Written by Jessica Galang

While Nulogy started in 2003, as the team scaled, the founders felt that they were struggling to encourage healthy collaboration between their employees. “We were hearing people say that they don’t want to work with so-and-so, or ‘I always feel like I’m getting steamrolled by someone in meetings’,” said Wong.

With over 100 people today, Wong shared his key ‘kung fu fiving’ rule: asking a question, having people vote based on a scale of zero to five, and talking about the results. “By doing this, you comfortably have unbiased input from everyone on a topic. It’s very fast, natural, and draws out people’s opinions,” said Wong.

Watch Wong use it in action at TechTO below:
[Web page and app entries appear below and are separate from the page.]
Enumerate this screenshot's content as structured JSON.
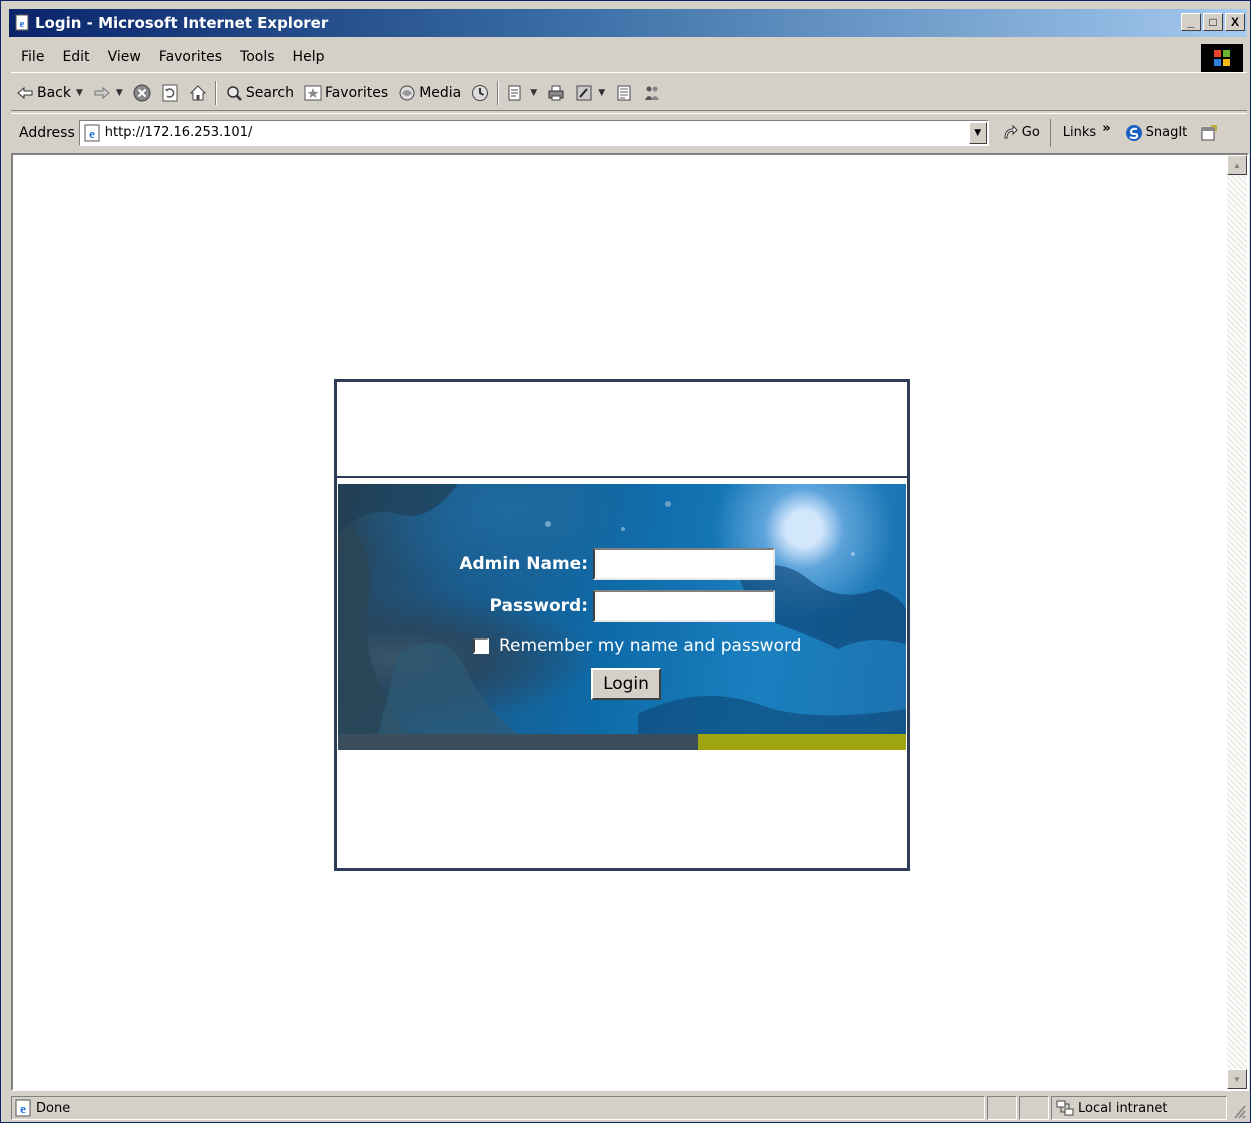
{
  "window": {
    "title": "Login - Microsoft Internet Explorer",
    "controls": {
      "minimize": "_",
      "maximize": "□",
      "close": "X"
    }
  },
  "menu": [
    "File",
    "Edit",
    "View",
    "Favorites",
    "Tools",
    "Help"
  ],
  "toolbar": {
    "back_label": "Back",
    "search_label": "Search",
    "favorites_label": "Favorites",
    "media_label": "Media"
  },
  "address": {
    "label": "Address",
    "url": "http://172.16.253.101/",
    "go_label": "Go",
    "links_label": "Links",
    "links_chevron": "»",
    "snagit_label": "SnagIt"
  },
  "login": {
    "admin_name_label": "Admin Name:",
    "admin_name_value": "",
    "password_label": "Password:",
    "password_value": "",
    "remember_label": "Remember my name and password",
    "remember_checked": false,
    "login_button": "Login"
  },
  "status": {
    "text": "Done",
    "zone": "Local intranet"
  },
  "colors": {
    "title_gradient_start": "#0a246a",
    "title_gradient_end": "#a6caf0",
    "panel_border": "#2e3d55",
    "stripe_left": "#3a4e5e",
    "stripe_right": "#9ea510",
    "banner_blue": "#0e6aa8"
  }
}
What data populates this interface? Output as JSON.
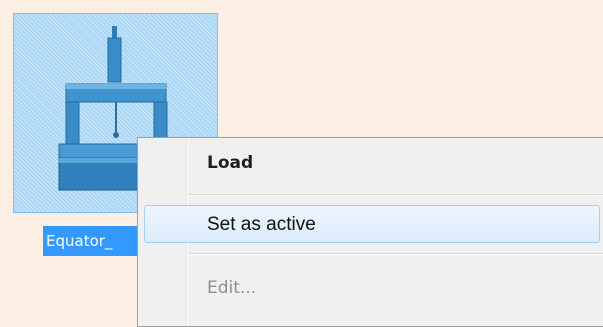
{
  "file": {
    "label": "Equator_",
    "icon": "gauge-machine-icon"
  },
  "context_menu": {
    "items": [
      {
        "label": "Load",
        "style": "bold"
      },
      {
        "label": "Set as active",
        "state": "highlighted"
      },
      {
        "label": "Edit...",
        "state": "disabled"
      }
    ]
  },
  "colors": {
    "background": "#fbeee3",
    "selection": "#3399ff",
    "tile": "#a9d6f5",
    "menu_background": "#f0f0f0",
    "highlight_border": "#a9cef4"
  }
}
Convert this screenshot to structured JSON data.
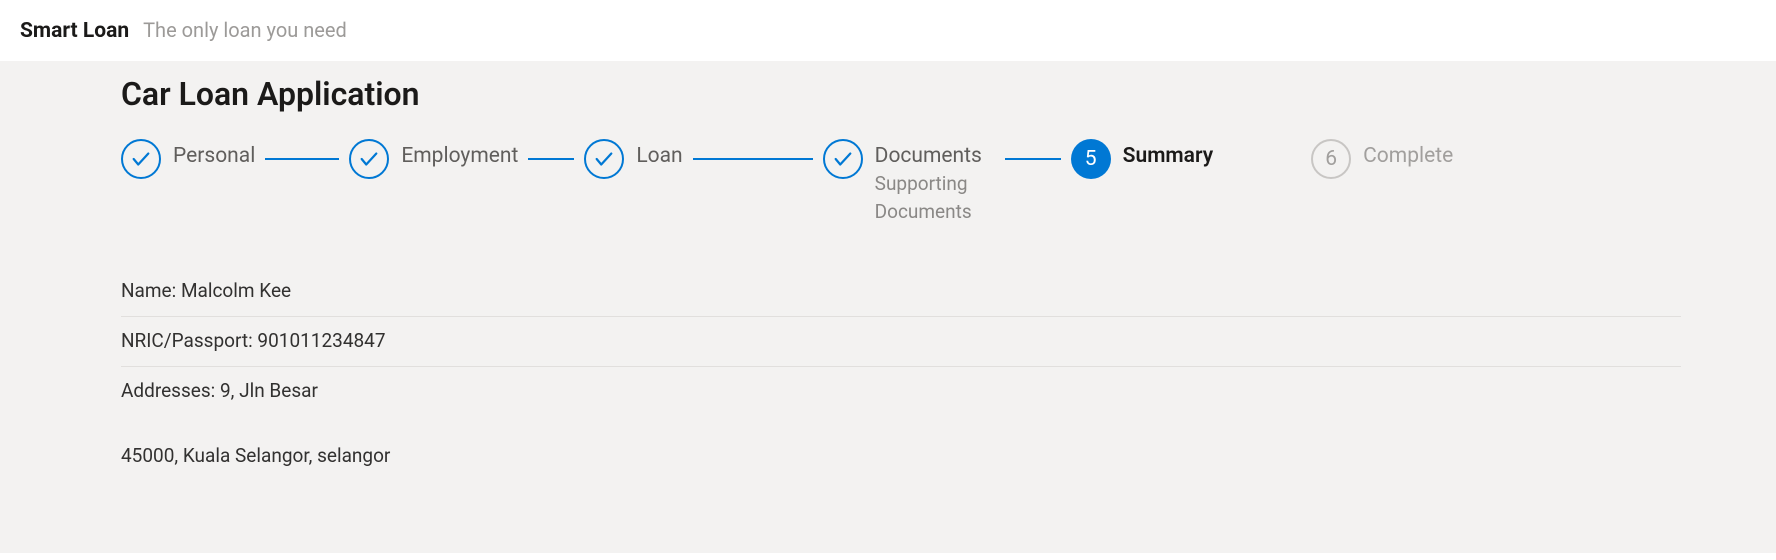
{
  "header": {
    "logo": "Smart Loan",
    "tagline": "The only loan you need"
  },
  "page": {
    "title": "Car Loan Application"
  },
  "steps": [
    {
      "label": "Personal",
      "state": "done",
      "sub": ""
    },
    {
      "label": "Employment",
      "state": "done",
      "sub": ""
    },
    {
      "label": "Loan",
      "state": "done",
      "sub": ""
    },
    {
      "label": "Documents",
      "state": "done",
      "sub": "Supporting Documents"
    },
    {
      "label": "Summary",
      "state": "current",
      "number": "5",
      "sub": ""
    },
    {
      "label": "Complete",
      "state": "upcoming",
      "number": "6",
      "sub": ""
    }
  ],
  "summary": {
    "rows": [
      {
        "text": "Name: Malcolm Kee"
      },
      {
        "text": "NRIC/Passport: 901011234847"
      },
      {
        "text": "Addresses: 9, Jln Besar"
      }
    ],
    "extra": "45000, Kuala Selangor, selangor"
  },
  "colors": {
    "accent": "#0078d4",
    "bg": "#f3f2f1",
    "muted": "#a19f9d"
  }
}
StartUp HERE Toronto is a publishing partner of Betakit and this article was originally published on their site.